### Exercise inputs
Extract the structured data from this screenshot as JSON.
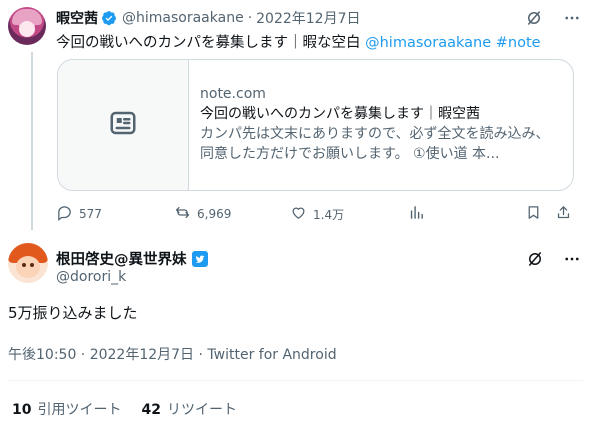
{
  "parent_tweet": {
    "author_name": "暇空茜",
    "handle": "@himasoraakane",
    "separator": "·",
    "date": "2022年12月7日",
    "text": "今回の戦いへのカンパを募集します｜暇な空白 ",
    "mention": "@himasoraakane",
    "hashtag": "#note",
    "card": {
      "domain": "note.com",
      "title": "今回の戦いへのカンパを募集します｜暇空茜",
      "description": "カンパ先は文末にありますので、必ず全文を読み込み、同意した方だけでお願いします。 ①使い道 本..."
    },
    "actions": {
      "replies": "577",
      "retweets": "6,969",
      "likes": "1.4万"
    },
    "icons": [
      "verified-icon",
      "grok-icon",
      "more-icon",
      "reply-icon",
      "retweet-icon",
      "like-icon",
      "views-icon",
      "bookmark-icon",
      "share-icon",
      "article-icon"
    ]
  },
  "main_tweet": {
    "author_name": "根田啓史@異世界妹",
    "handle": "@dorori_k",
    "text": "5万振り込みました",
    "meta": "午後10:50 · 2022年12月7日 · Twitter for Android",
    "stats": {
      "quote_count": "10",
      "quote_label": "引用ツイート",
      "retweet_count": "42",
      "retweet_label": "リツイート"
    }
  },
  "colors": {
    "accent": "#1d9bf0",
    "text": "#0f1419",
    "muted": "#536471",
    "border": "#cfd9de"
  }
}
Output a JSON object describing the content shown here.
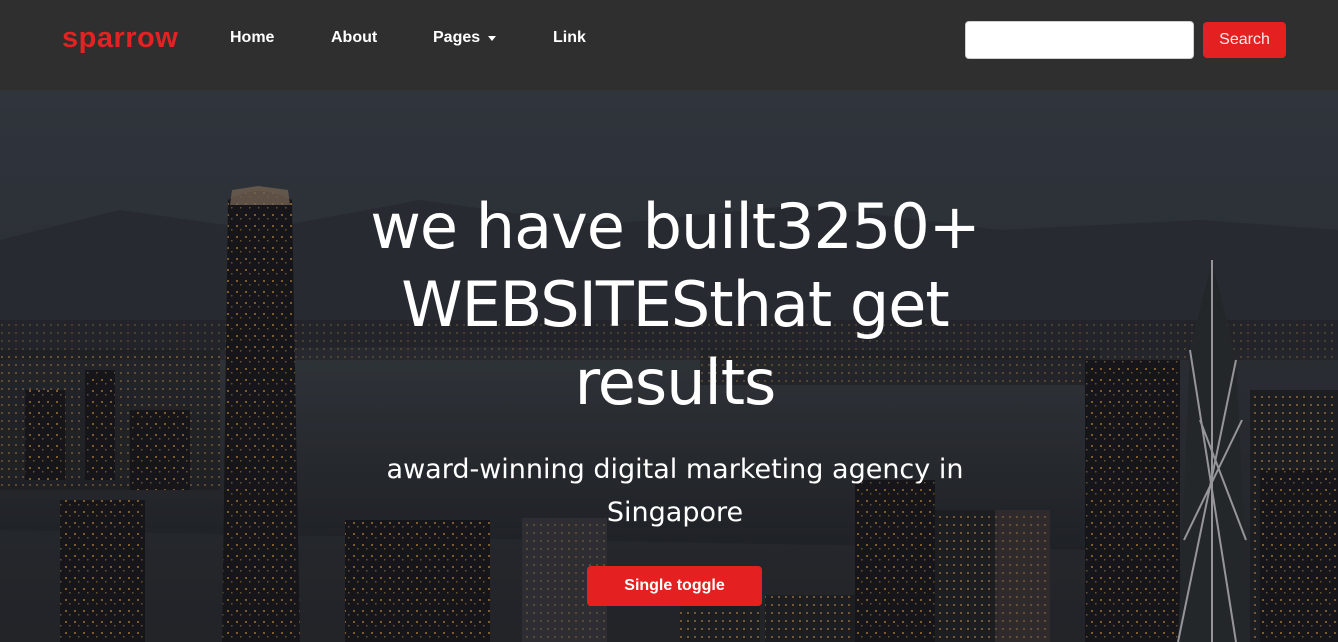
{
  "navbar": {
    "brand": "sparrow",
    "links": [
      {
        "label": "Home"
      },
      {
        "label": "About"
      },
      {
        "label": "Pages"
      },
      {
        "label": "Link"
      }
    ],
    "search": {
      "value": "",
      "placeholder": "",
      "button_label": "Search"
    }
  },
  "hero": {
    "title_line1": "we have built3250+",
    "title_line2": "WEBSITESthat get",
    "title_line3": "results",
    "subtitle_line1": "award-winning digital marketing agency in",
    "subtitle_line2": "Singapore",
    "button_label": "Single toggle"
  },
  "colors": {
    "navbar_bg": "#2f2f2f",
    "brand": "#e32222",
    "accent_button": "#e52020"
  },
  "icons": {
    "pages_dropdown": "caret-down-icon"
  }
}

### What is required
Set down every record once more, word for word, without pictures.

### Completed exercise
Extract the structured data from this screenshot as JSON.
{
  "parent_tweet": {
    "author_name": "暇空茜",
    "handle": "@himasoraakane",
    "separator": "·",
    "date": "2022年12月7日",
    "text": "今回の戦いへのカンパを募集します｜暇な空白 ",
    "mention": "@himasoraakane",
    "hashtag": "#note",
    "card": {
      "domain": "note.com",
      "title": "今回の戦いへのカンパを募集します｜暇空茜",
      "description": "カンパ先は文末にありますので、必ず全文を読み込み、同意した方だけでお願いします。 ①使い道 本..."
    },
    "actions": {
      "replies": "577",
      "retweets": "6,969",
      "likes": "1.4万"
    },
    "icons": [
      "verified-icon",
      "grok-icon",
      "more-icon",
      "reply-icon",
      "retweet-icon",
      "like-icon",
      "views-icon",
      "bookmark-icon",
      "share-icon",
      "article-icon"
    ]
  },
  "main_tweet": {
    "author_name": "根田啓史@異世界妹",
    "handle": "@dorori_k",
    "text": "5万振り込みました",
    "meta": "午後10:50 · 2022年12月7日 · Twitter for Android",
    "stats": {
      "quote_count": "10",
      "quote_label": "引用ツイート",
      "retweet_count": "42",
      "retweet_label": "リツイート"
    }
  },
  "colors": {
    "accent": "#1d9bf0",
    "text": "#0f1419",
    "muted": "#536471",
    "border": "#cfd9de"
  }
}
Output a JSON object describing the content shown here.
{
  "navbar": {
    "brand": "sparrow",
    "links": [
      {
        "label": "Home"
      },
      {
        "label": "About"
      },
      {
        "label": "Pages"
      },
      {
        "label": "Link"
      }
    ],
    "search": {
      "value": "",
      "placeholder": "",
      "button_label": "Search"
    }
  },
  "hero": {
    "title_line1": "we have built3250+",
    "title_line2": "WEBSITESthat get",
    "title_line3": "results",
    "subtitle_line1": "award-winning digital marketing agency in",
    "subtitle_line2": "Singapore",
    "button_label": "Single toggle"
  },
  "colors": {
    "navbar_bg": "#2f2f2f",
    "brand": "#e32222",
    "accent_button": "#e52020"
  },
  "icons": {
    "pages_dropdown": "caret-down-icon"
  }
}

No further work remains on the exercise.